---------- EXTRACTED ENTRIES
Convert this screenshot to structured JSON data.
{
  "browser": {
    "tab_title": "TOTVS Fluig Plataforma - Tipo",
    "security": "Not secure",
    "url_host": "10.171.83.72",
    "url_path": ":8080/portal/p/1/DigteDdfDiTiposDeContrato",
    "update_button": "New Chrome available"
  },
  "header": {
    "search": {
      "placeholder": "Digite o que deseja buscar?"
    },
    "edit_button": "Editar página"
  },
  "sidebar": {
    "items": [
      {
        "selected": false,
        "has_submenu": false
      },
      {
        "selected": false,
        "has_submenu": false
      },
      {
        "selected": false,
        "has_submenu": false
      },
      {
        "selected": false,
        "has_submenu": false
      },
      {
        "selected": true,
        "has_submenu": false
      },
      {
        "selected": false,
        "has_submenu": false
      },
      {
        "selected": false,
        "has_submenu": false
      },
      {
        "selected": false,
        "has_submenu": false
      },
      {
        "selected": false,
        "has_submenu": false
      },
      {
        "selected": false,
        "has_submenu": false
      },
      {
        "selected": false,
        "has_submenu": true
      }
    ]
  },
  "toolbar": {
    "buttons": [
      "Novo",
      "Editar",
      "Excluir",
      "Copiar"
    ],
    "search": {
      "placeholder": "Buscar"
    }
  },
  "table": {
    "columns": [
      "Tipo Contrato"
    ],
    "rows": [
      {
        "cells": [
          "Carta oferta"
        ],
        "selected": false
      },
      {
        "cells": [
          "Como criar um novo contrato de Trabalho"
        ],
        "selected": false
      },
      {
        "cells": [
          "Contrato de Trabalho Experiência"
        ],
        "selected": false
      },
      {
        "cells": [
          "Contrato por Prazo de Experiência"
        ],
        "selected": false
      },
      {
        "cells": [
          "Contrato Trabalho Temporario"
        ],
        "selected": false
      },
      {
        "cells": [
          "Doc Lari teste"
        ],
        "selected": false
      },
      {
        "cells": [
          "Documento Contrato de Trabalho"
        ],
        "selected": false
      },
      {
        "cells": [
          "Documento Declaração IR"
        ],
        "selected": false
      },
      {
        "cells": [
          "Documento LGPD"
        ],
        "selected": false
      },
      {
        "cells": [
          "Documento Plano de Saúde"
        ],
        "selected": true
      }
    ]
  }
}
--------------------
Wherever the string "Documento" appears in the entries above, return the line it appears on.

          "Documento Contrato de Trabalho"
          "Documento Declaração IR"
          "Documento LGPD"
          "Documento Plano de Saúde"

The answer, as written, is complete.